The Meaning of the Word “Disciple”
The term disciple is not equivalent to believer, but instead refers to all those who have chosen to follow Jesus, obey His commands, and do what He says. Because of this, it is possible to be a disciple of Jesus without having eternal life, and it is also possible to have eternal life without being a disciple.
Eternal life is freely given to anyone who simply and only believes in Jesus for it. But the path of discipleship has numerous conditions and requirements, which anyone can attempt to achieve. In the context of John 15, Jesus is telling eleven believers—who have also been His disciples for three years—how they can continue to be His disciples after He leaves.
And He not only wants them to continue on as His disciples, but to be fruitful and successful as disciples. Abiding, or remaining, in close fellowship with Jesus is the key to successful discipleship.
But not all disciples are successful. Some fail. Some turn away. Some follow for a time and then stop. Such failure says nothing one way or the other about whether or not a person has eternal life.
Again, eternal life is given by God to anyone who simply and only believes in Jesus for it. Discipleship is not a requirement for gaining or keeping eternal life.
This does not mean, however, that there are not negative consequences for failing to follow Jesus. There are. Fire is one of them.
The meaning of the word “Fire”
In the context here, Jesus says that those disciples who fail to abide in Him and produce fruit will be thrown into the fire and burned. This does not refer to eternal punishment in the flames of hell, but to some sort of temporal discipline in the life. Their life will be full of emptiness and vain pursuits, with all their dreams and aspirations amounting to nothing but a heap of ash to be blown away by the wind.

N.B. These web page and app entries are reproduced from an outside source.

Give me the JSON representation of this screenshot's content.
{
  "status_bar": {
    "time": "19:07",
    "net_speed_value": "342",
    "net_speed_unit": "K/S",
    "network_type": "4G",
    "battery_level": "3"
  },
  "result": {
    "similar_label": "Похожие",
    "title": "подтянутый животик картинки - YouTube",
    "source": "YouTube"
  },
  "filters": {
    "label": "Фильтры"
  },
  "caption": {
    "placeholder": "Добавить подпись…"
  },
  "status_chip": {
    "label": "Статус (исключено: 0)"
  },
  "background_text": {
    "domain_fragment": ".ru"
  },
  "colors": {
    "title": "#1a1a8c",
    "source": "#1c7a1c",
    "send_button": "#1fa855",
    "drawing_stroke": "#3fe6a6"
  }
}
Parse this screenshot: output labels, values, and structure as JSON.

The only way to be truly successful in life is to follow Jesus and remain in close fellowship with Him.
The meaning of the word “Fruit”
When the terms abide, disciple, and fire are understood as briefly outlined above, the term fruit makes a lot more sense in context. With this term, Jesus is referring to the good works that His disciples will produce through close fellowship with Him.

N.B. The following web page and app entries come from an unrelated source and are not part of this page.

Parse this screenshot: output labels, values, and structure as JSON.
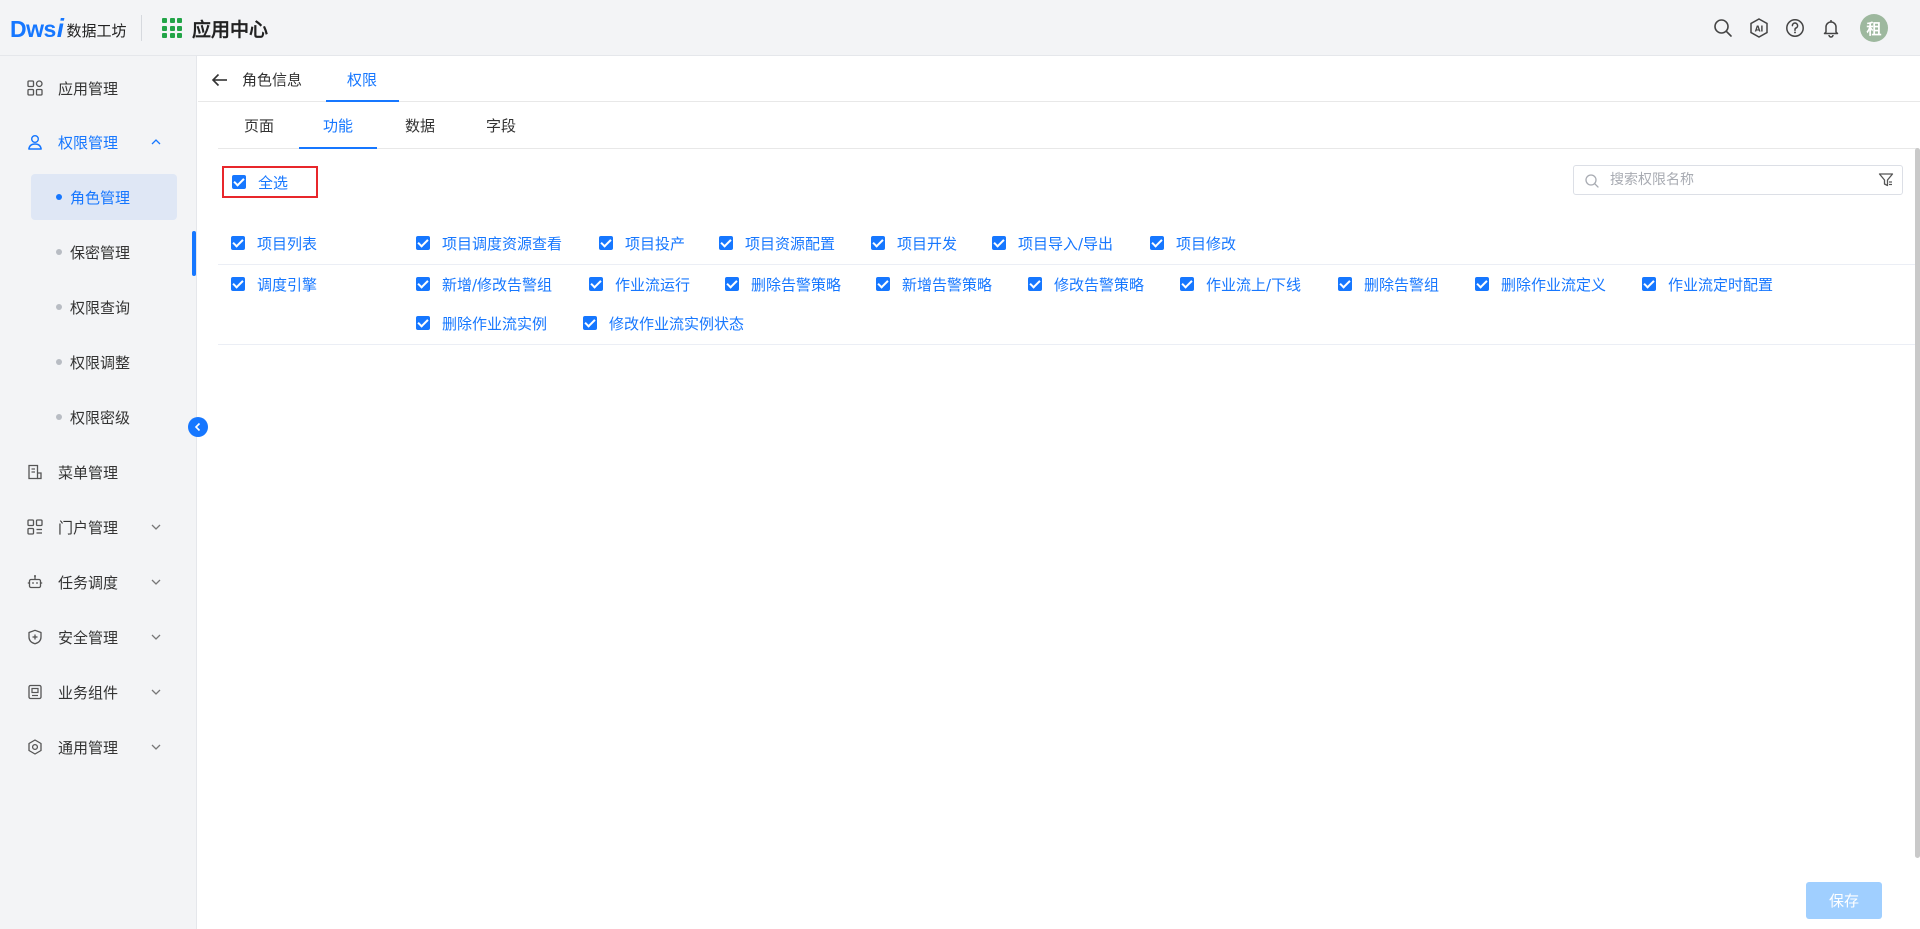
{
  "app": {
    "logo_mark": "Dws",
    "logo_mark_i": "i",
    "logo_text": "数据工坊",
    "center_label": "应用中心",
    "avatar_text": "租"
  },
  "topbar_icons": [
    "search-icon",
    "ai-icon",
    "help-icon",
    "bell-icon"
  ],
  "sidebar": {
    "items": [
      {
        "label": "应用管理",
        "icon": "apps-icon"
      },
      {
        "label": "权限管理",
        "icon": "user-icon"
      },
      {
        "label": "菜单管理",
        "icon": "menu-doc-icon"
      },
      {
        "label": "门户管理",
        "icon": "portal-icon"
      },
      {
        "label": "任务调度",
        "icon": "robot-icon"
      },
      {
        "label": "安全管理",
        "icon": "shield-icon"
      },
      {
        "label": "业务组件",
        "icon": "component-icon"
      },
      {
        "label": "通用管理",
        "icon": "settings-icon"
      }
    ],
    "sub_items": [
      {
        "label": "角色管理",
        "active": true
      },
      {
        "label": "保密管理"
      },
      {
        "label": "权限查询"
      },
      {
        "label": "权限调整"
      },
      {
        "label": "权限密级"
      }
    ]
  },
  "header_tabs": [
    {
      "label": "角色信息"
    },
    {
      "label": "权限",
      "active": true
    }
  ],
  "sub_tabs": [
    {
      "label": "页面"
    },
    {
      "label": "功能",
      "active": true
    },
    {
      "label": "数据"
    },
    {
      "label": "字段"
    }
  ],
  "select_all": {
    "label": "全选",
    "checked": true
  },
  "search": {
    "placeholder": "搜索权限名称",
    "value": ""
  },
  "permissions": {
    "group1": {
      "name": "项目列表",
      "items": [
        "项目调度资源查看",
        "项目投产",
        "项目资源配置",
        "项目开发",
        "项目导入/导出",
        "项目修改"
      ]
    },
    "group2": {
      "name": "调度引擎",
      "items": [
        "新增/修改告警组",
        "作业流运行",
        "删除告警策略",
        "新增告警策略",
        "修改告警策略",
        "作业流上/下线",
        "删除告警组",
        "删除作业流定义",
        "作业流定时配置",
        "删除作业流实例",
        "修改作业流实例状态"
      ]
    }
  },
  "save_label": "保存",
  "colors": {
    "accent": "#1677ff",
    "highlight_border": "#e8262b",
    "save_disabled": "#a0cfff"
  }
}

In reality, Jesus will produce His good works in and through them. By themselves, disciples can do nothing. Just as branch can do nothing by itself, but must be connected to the vine, so also, a disciple must remain in close connection to Jesus in order to produce fruit.
Note, of course, that they good fruit may not be evident to others. After all, while some good works may be tainted with the invisible sins of pride and arrogance, numerous good works may not be seen by others at all. In fact, much of the fruit that Jesus produces in the lives of His disciples is evident only to Him, as slowly, over time, He changes their inner character. Furthermore, many of the good works that Jesus performs in believers are those that are done quietly behind the scenes, so that even someone’s left hand doesn’t know what their right is doing (Matthew 6:3).
Therefore, while the fruit of John 15:1-8 does refer to good works and positive character qualities, there is still no instruction here for Christians to become fruit inspectors in the lives of other people. We cannot use good works (or their absence) to determine anything about someone else’s (or even our own!) eternal destiny.
Jesus is saying that if you and I want to be a good disciple, a successful disciple, a fruitful disciple, then we should abide and remain with Him, listen to His teachings and instructions, doing what He says and imitating what He does. In this way, we will be disciples that bear much fruit and experience the rule and reign of God in our lives.
Understanding the Gospel requires us to properly understand the key words and terms of the Gospel. Take my course, “The Gospel Dictionary” to learn about the 52 key words of the Gospel, and hundreds of Bible passages that use these words.
This course costs $297, but when you join the Discipleship group, you can to take the entire course for free.